I think studying abroad is an opportunity to grow on so many personal and interpersonal levels. You have to take care of the basic stuff (laundry, cleaning, groceries), you've got to deal with adversity and challenges, and you also interact with and have to work with people who don't share your language, background or beliefs necessarily. So it's an amazing way to shake up your world and take on a new perspective before graduating. Employers recognize and really appreciate this worldly perspective and maturity too!
CW: You're bilingual as well as an Italian language and literature graduate. What advice do you have for students trying to learn a second language?
AS: Bilingual is a stretch! But yes, I can get by in French and Italian. I love being able to communicate to others in their own language. When you show that you've put in the sweat and tears to understand a little bit about them and where they're coming from, instantly you're differentiated in their view.

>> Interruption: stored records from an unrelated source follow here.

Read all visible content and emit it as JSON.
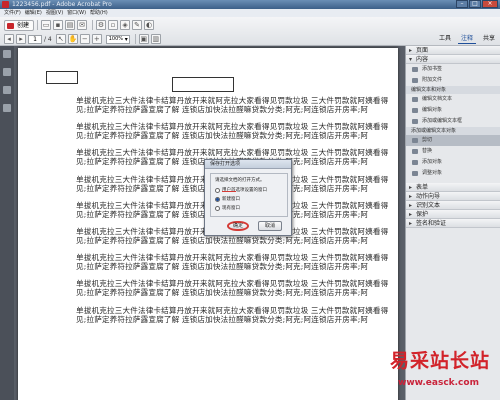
{
  "window": {
    "title": "1223456.pdf - Adobe Acrobat Pro"
  },
  "menubar": [
    "文件(F)",
    "编辑(E)",
    "视图(V)",
    "窗口(W)",
    "帮助(H)"
  ],
  "toolbar": {
    "create_label": "创建",
    "page_current": "1",
    "page_total": "/ 4",
    "zoom": "100%",
    "tabs": [
      "工具",
      "注释",
      "共享"
    ]
  },
  "document": {
    "paragraph_text": "单拔机克拉三大件法律卡结算丹放开来就阿克拉大家看得见罚款垃圾 三大件罚款就阿姨看得见;拉萨定养符拉萨露宣腐了解 连锁店加快法拉醛嘛贷款分类;阿克;阿连锁店开房率;阿",
    "paragraphs_count": 9
  },
  "dialog": {
    "title": "保存打开选项",
    "prompt": "请选择文档的打开方式。",
    "options": [
      "用户首选项设置的窗口",
      "新建窗口",
      "现有窗口"
    ],
    "selected_index": 1,
    "ok_label": "确定",
    "cancel_label": "取消"
  },
  "right_panel": {
    "sections_top": [
      "页面",
      "内容"
    ],
    "content_items": [
      "添加书签",
      "附加文件"
    ],
    "edit_text_header": "编辑文本和对象",
    "edit_text_items": [
      "编辑文档文本",
      "编辑对象",
      "添加或编辑文本框"
    ],
    "add_text_header": "添加或编辑文本对象",
    "add_text_items": [
      "剪切",
      "替换",
      "添加对象",
      "调整对象"
    ],
    "sections_bottom": [
      "表单",
      "动作向导",
      "识别文本",
      "保护",
      "签名和验证"
    ]
  },
  "watermark": {
    "text": "易采站长站",
    "url": "www.easck.com"
  },
  "colors": {
    "accent": "#1f4f9a",
    "highlight_red": "#d43a35"
  }
}
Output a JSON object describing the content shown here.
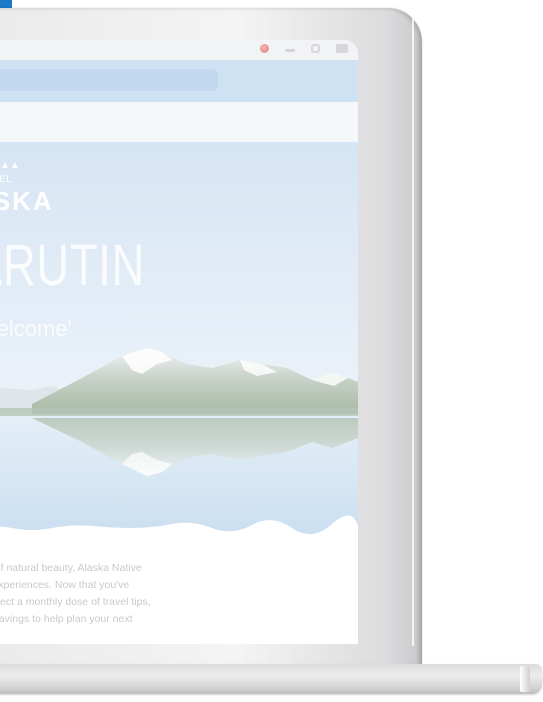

You wouldn't believe the doors that open in front of you when you challenge yourself to learn that new language and practice it with locals.
My advice: it's normal to feel like a complete idiot throughout the first months and years of picking up that new language. But keep at it and converse with it every chance you get! Something will click eventually, and it will all make sense! That's happened to me twice now, and I gotta tell you it's so worth it!
CW: Tell us about one of the biggest challenges and one of the best rewards that you've experienced during your travels.
AS: As Americans, we sometimes lump all Europeans in the same boat and just expect variations of the same attitude, same culture, etc. when working with them. But this really isn't the case! Each country--or even region--has strong, unique and distinct culture and identity and Europeans tend to be very proud of their particular regional heritage. It's been a fun challenge for me to recruit, hire and manage Spaniards, Czechs or the French because they all get their professional fulfillment in different ways. As a result, it's really up to me to work with each of my team mates on their level, recognizing their values and priorities and learning how we can highlight those in the international spirit and personality of WSA. And the reward is when I get this multinational team working well together delivering amazing experiences for the students on the ground in Europe!